xl
LG
MD
SM
XS
OX HC Magazine
Follow us | OXHC Magazine On Pintrest Follow OXHC Magazine On Facebook Tweet OXHC Magazine On Twitter OXHC On Instagram OXHC Club
Caring

The cost of caring

Jeremy Smith on the sadly all-too-real financial cost of ensuring someone who is vulnerable has access to the best care, support and assistance
"The goal posts are always changing, which means to get any handle on how it thinks and works you have to study it like a bookie studies form."

Caring has, not surprisingly, two costs: one, the personal price tag of delivering comfort and relief, and two, the sadly all-too-real financial cost of ensuring someone who is vulnerable has access to the best care, support and assistance.

And with regards to the latter point, there is frankly no getting away from it – a decent care home, and especially one that promotes independent living, is probably going to cost around £1,000 a month, while a nursing home will command fees starting from £3,500 a month upwards.

If you have savings and own your own home, the value of these is clearly going to come under very close scrutiny, and chances are you will be expected to pay for your own care until your private resources have been exhausted (or as good as – the current figure at which benefits can start to kick in is approximately £23,000). But like everything to do with the benefits system, there is no right way to guarantee you'll be helped, and no wrong way either. It is forever, and likely to remain so, a dense fog of possibilities grasped and opportunities missed, which is why there is no A to Z of right and wrong when it comes to understanding and applying for what is yours, legally by right, and what isn't.

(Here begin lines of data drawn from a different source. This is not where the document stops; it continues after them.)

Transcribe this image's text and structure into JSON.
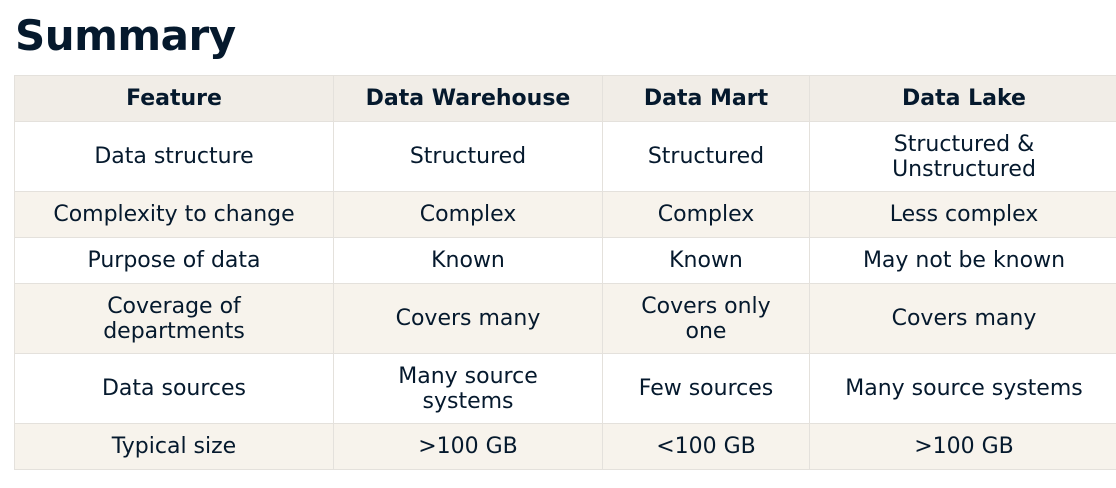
{
  "title": "Summary",
  "table": {
    "headers": [
      "Feature",
      "Data Warehouse",
      "Data Mart",
      "Data Lake"
    ],
    "rows": [
      [
        "Data structure",
        "Structured",
        "Structured",
        "Structured & Unstructured"
      ],
      [
        "Complexity to change",
        "Complex",
        "Complex",
        "Less complex"
      ],
      [
        "Purpose of data",
        "Known",
        "Known",
        "May not be known"
      ],
      [
        "Coverage of departments",
        "Covers many",
        "Covers only one",
        "Covers many"
      ],
      [
        "Data sources",
        "Many source systems",
        "Few sources",
        "Many source systems"
      ],
      [
        "Typical size",
        ">100 GB",
        "<100 GB",
        ">100 GB"
      ]
    ]
  }
}
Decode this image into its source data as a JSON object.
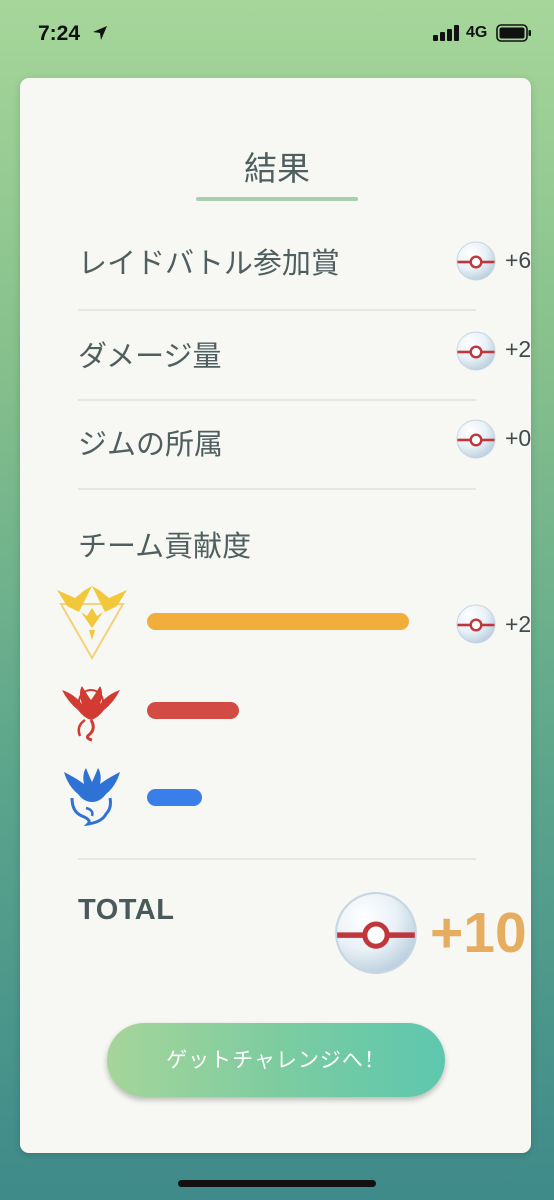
{
  "status_bar": {
    "time": "7:24",
    "network": "4G"
  },
  "results": {
    "title": "結果",
    "rows": [
      {
        "label": "レイドバトル参加賞",
        "value": "+6"
      },
      {
        "label": "ダメージ量",
        "value": "+2"
      },
      {
        "label": "ジムの所属",
        "value": "+0"
      }
    ],
    "team_contribution": {
      "label": "チーム貢献度",
      "teams": [
        {
          "name": "instinct",
          "color": "#f2ae3d",
          "bar_fraction": 1.0,
          "value": "+2"
        },
        {
          "name": "valor",
          "color": "#d24b45",
          "bar_fraction": 0.35
        },
        {
          "name": "mystic",
          "color": "#3a7fe9",
          "bar_fraction": 0.21
        }
      ]
    },
    "total": {
      "label": "TOTAL",
      "value": "+10"
    }
  },
  "cta": {
    "label": "ゲットチャレンジへ！"
  },
  "icons": {
    "reward": "premier-ball-icon",
    "teams": [
      "team-instinct-icon",
      "team-valor-icon",
      "team-mystic-icon"
    ]
  }
}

Even the experts will admit there is no cut-and-dry, no black and white, no action and reaction. Rather it is like a plant – an orchid, say – that might or might not show its full potential regardless of how carefully you follow Alan Titchmarsh's simple rules. And if that doesn't sound entirely encouraging, well, it isn't meant to.

It is almost certainly possible that two people from the same geographical area, of the same age, and with the same care needs will receive different responses. The benefits system, after all, is a vast, almost unknown organism that, like the internet, is all but impossible to pin down to any exact location, any specific brief, and any logical system of checks and balances. Indeed, for many people, attempting to unravel even the first basic steps of organising help to pay for the costs of care will prove depressingly daunting. But this isn't meant to paint an unnecessarily bleak picture of the benefits system but rather to highlight the fact that those who do their homework early on will, by and large, reap more than those who don't.

If there were a book entitled "The Idiot’s Guide to Care Benefits" which offered a full, money back guarantee if it failed to deliver the required results, chances are it would boast all the authority of a trashy horoscope. No, the best thing to do, no matter how unwarranted it may at first seem, is to start making enquiries as soon as you can – and that doesn't mean four weeks before you have to be resettled due to health problems.

Instead, it means collecting and collating as much information as you can, as soon as you can. And then having compiled and understood as much as time and patience will allow, keeping that information up-to-date. The benefits system helps millions of people every year get the proper level of care they require, but it isn't perfect and one of its main flaws – if not its major flaw – is that it is infuriatingly – impenetrable, inscrutable, incomprehensible, unfathomable and...poker-faced. Even for those who work in it.

The goal posts are always changing, which means to get any handle on how it thinks and works you have to study it like a bookie studies form. If you start from scratch, then yes, it is going to be a trial, but if you can at least tick off some of the fundamental answers to the questions it will ask of you, you'll have a head start. So approach those people and agencies who can help you early on, and ask friends and relatives to help too.

Local councils offer guidelines for both support and guidance and many post detailed brochures on their websites to help get you started. Indeed, the internet is a vital resource for anyone attempting to unravel the mysteries – and wonders – of the care system, and the care homes themselves can also help point you in the right direction for help.

Does it all come down to money? Of course it does, but with the right preparation, it can like any complicated mechanism, slowly start to reveal itself. But the bottom line nonetheless is to prepare, prepare, prepare.

- Jeremy Smith

 

Related Articles: Sobell House: 40 Years of Caring